KSA also designed stages of soft Korean pop music between the dances. Songs such as “Nose, Eyes, Lips” and “Stay With Me” are very popular among Asian audiences. Many in the audience started to sing along with the performers on stage. Another song, “Shabang, Shabang,” by Korean trot song singer Park Hyun-bin, gave the performance an air of happiness with its repetitive two-beat rhythm. Dances representing traditional Korean culture combined the element of Talchum, a type of traditional Korean dance performance with masks, to the rhythmic modern music.
Between performances, there were bits in which two audience members were invited on stage to participate in a quick quiz on Korean culture or KSA. Those who won received cute LINE Friends regalia, which is a series of popular cartoon characters. It was an opportunity for the audience to learn trivia about Korean culture, such as who was the founder of the Korean language (the answer is King Sejong).
KSA decorated a dreamy scene at Levin Ballroom. One hundred paper butterflies were hung from two corners of the room. The stage was decorated with hand-carved paper flowers and painted signs. Even the tables were sprinkled with small pieces of paper with metallic shine and lit by transparent glass jars that had flowers inside and were strung with lights.

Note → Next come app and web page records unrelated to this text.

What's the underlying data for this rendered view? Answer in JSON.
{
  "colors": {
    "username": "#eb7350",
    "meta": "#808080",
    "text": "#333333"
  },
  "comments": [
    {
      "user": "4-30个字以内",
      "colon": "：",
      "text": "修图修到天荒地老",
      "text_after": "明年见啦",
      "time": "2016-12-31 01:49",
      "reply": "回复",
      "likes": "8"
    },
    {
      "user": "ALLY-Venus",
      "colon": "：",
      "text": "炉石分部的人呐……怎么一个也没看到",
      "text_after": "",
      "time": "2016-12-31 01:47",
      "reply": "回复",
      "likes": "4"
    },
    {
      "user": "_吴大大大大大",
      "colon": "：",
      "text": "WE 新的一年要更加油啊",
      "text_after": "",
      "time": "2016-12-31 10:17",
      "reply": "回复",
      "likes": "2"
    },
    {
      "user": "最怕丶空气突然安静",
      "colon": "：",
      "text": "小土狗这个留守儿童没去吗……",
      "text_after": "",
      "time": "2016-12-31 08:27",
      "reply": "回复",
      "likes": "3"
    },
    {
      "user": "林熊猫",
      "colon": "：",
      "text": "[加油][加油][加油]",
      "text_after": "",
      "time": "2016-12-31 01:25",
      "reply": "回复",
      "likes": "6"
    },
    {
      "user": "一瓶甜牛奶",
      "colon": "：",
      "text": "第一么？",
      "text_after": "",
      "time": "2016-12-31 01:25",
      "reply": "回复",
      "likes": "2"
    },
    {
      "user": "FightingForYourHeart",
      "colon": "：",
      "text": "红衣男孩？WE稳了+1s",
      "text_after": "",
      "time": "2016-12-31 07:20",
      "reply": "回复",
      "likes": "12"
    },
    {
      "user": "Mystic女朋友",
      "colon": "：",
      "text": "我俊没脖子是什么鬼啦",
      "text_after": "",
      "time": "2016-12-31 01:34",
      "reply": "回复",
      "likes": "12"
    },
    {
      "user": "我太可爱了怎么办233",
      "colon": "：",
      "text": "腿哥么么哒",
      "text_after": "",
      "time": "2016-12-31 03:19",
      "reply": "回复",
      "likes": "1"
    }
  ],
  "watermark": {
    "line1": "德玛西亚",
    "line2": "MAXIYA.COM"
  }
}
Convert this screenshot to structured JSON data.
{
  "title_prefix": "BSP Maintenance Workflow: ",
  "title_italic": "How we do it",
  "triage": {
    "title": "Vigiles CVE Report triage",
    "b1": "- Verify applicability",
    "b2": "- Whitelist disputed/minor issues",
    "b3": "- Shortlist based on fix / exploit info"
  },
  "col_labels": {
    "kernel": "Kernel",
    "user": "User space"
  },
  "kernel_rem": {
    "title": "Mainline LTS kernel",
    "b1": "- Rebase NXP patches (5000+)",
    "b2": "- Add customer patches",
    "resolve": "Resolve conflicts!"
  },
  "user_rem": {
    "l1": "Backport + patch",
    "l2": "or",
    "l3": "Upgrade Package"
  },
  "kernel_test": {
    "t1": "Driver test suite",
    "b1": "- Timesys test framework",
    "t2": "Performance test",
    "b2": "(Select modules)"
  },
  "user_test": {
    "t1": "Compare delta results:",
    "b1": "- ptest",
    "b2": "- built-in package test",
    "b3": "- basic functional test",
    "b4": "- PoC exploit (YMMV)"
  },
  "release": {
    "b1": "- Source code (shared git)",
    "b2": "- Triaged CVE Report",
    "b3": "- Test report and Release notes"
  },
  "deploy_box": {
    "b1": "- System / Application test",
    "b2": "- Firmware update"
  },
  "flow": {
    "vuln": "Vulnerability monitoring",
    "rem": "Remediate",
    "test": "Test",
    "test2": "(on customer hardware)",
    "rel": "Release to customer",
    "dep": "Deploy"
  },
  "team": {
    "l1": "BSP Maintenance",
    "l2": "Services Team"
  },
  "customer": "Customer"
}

K-NITE was a cultural feast, not only for Korean students and K-drama fans, but also for the whole student population, including people who had not been previously exposed to Korean culture. The KSA put tremendous effort into arranging the performances and setting up the stage. To better immerse the audience in the activity, KSA even projected lyrics of songs on the screen during performances. I could really feel the love KSA members have and I sincerely hope that their wish for this event will come true: that everyone can fly into their futures like butterflies.